BEGIN Material provided

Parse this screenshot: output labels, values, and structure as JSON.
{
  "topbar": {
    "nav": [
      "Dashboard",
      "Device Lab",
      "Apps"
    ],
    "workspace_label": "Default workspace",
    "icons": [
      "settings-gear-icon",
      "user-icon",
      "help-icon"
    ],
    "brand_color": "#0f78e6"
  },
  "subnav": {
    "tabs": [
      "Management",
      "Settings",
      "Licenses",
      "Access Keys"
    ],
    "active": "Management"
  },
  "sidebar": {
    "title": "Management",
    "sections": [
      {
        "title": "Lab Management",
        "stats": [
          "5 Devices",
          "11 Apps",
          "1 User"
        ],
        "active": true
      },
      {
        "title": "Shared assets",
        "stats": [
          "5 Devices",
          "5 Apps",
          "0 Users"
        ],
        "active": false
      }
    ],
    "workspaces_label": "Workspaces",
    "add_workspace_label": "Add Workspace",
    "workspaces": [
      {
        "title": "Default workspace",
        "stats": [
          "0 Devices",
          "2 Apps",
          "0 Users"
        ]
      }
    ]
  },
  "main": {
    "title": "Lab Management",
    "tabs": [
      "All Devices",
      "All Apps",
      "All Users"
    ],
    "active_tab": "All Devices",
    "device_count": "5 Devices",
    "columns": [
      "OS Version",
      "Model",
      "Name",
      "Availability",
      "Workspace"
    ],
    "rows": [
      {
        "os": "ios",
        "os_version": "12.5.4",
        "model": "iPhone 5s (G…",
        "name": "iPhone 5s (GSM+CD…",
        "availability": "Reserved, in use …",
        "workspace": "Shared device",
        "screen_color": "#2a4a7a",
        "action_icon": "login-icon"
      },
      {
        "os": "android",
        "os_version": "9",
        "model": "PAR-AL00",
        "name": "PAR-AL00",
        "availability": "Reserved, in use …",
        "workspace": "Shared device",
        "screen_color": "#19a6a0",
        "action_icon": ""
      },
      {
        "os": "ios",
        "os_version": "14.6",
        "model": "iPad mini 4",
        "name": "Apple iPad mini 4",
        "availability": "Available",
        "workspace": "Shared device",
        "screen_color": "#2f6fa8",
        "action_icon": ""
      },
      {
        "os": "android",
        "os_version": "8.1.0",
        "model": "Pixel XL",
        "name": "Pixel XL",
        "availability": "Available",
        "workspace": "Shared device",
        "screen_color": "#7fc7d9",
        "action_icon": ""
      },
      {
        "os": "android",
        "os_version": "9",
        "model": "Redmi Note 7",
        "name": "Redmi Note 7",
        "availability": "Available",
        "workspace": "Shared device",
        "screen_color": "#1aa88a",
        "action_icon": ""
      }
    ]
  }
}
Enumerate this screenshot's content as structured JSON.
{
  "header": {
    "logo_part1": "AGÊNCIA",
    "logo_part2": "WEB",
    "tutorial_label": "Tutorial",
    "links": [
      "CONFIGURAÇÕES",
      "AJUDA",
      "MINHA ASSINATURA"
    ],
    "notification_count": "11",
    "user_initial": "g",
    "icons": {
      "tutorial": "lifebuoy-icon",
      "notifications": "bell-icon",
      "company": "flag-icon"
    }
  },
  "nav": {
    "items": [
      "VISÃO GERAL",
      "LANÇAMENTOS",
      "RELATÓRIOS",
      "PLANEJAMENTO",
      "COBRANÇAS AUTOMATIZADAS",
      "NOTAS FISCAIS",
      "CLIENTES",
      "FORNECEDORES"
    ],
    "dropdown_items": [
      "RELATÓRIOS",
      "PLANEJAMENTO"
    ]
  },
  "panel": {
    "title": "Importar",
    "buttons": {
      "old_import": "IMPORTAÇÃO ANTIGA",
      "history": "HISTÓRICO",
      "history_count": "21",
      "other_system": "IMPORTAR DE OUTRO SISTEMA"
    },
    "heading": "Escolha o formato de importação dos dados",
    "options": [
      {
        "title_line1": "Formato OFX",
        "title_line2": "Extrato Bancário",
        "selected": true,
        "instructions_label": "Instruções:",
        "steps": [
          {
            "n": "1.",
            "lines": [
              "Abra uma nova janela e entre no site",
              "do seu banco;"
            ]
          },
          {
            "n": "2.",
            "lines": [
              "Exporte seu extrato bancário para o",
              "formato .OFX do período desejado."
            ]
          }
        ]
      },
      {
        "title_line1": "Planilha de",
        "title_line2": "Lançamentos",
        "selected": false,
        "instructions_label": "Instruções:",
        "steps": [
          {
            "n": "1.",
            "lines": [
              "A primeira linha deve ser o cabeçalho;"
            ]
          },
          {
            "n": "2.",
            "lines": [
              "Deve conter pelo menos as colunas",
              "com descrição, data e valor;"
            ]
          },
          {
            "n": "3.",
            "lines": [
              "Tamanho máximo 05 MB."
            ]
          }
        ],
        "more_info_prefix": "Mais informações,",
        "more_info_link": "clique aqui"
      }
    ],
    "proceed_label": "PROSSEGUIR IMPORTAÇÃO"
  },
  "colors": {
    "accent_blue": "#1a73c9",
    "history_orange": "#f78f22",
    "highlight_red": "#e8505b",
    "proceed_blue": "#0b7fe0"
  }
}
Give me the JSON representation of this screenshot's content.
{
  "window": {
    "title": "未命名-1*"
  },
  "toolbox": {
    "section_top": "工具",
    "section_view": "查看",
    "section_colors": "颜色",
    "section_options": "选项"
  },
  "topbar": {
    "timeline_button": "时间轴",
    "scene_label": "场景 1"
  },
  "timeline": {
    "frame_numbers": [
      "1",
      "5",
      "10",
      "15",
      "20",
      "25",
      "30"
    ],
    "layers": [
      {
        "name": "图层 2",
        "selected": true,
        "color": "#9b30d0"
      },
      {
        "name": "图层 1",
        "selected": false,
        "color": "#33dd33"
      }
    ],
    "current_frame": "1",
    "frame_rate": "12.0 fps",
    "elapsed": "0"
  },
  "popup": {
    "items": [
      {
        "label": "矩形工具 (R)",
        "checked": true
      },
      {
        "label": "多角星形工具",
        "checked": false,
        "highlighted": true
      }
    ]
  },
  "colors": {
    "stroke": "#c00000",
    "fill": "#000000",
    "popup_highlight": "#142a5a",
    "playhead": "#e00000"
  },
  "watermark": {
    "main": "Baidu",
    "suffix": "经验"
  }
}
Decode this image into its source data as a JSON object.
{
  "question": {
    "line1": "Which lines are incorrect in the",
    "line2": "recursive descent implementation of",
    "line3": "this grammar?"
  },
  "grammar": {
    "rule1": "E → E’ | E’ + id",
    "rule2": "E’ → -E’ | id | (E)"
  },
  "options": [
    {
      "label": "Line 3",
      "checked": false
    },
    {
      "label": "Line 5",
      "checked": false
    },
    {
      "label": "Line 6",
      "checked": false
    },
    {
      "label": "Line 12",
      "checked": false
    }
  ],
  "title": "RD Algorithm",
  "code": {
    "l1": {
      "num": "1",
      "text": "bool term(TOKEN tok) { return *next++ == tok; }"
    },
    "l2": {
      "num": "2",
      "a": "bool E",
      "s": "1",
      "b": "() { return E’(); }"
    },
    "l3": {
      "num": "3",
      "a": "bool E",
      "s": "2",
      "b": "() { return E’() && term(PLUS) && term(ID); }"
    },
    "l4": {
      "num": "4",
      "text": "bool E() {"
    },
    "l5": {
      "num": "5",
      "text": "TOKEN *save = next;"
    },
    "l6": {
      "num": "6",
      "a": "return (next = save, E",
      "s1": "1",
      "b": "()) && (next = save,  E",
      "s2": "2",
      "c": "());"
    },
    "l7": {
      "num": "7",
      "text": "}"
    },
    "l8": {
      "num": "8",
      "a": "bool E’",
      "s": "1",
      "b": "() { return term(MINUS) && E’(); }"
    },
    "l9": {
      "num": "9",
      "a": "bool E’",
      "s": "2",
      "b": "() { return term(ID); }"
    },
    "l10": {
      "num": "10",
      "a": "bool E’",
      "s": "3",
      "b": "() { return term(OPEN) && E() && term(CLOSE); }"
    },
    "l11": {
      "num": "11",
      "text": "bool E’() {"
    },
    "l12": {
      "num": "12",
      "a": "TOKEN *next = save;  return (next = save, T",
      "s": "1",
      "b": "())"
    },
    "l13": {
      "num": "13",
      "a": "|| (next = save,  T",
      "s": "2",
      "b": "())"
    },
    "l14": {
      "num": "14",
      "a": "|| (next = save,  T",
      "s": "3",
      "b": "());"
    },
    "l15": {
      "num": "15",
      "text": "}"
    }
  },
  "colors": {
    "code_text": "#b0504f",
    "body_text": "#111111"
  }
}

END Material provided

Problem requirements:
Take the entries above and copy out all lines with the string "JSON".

Result:
Parse this screenshot: output labels, values, and structure as JSON.
Enumerate this screenshot's content as structured JSON.
Give me the JSON representation of this screenshot's content.
Decode this image into its source data as a JSON object.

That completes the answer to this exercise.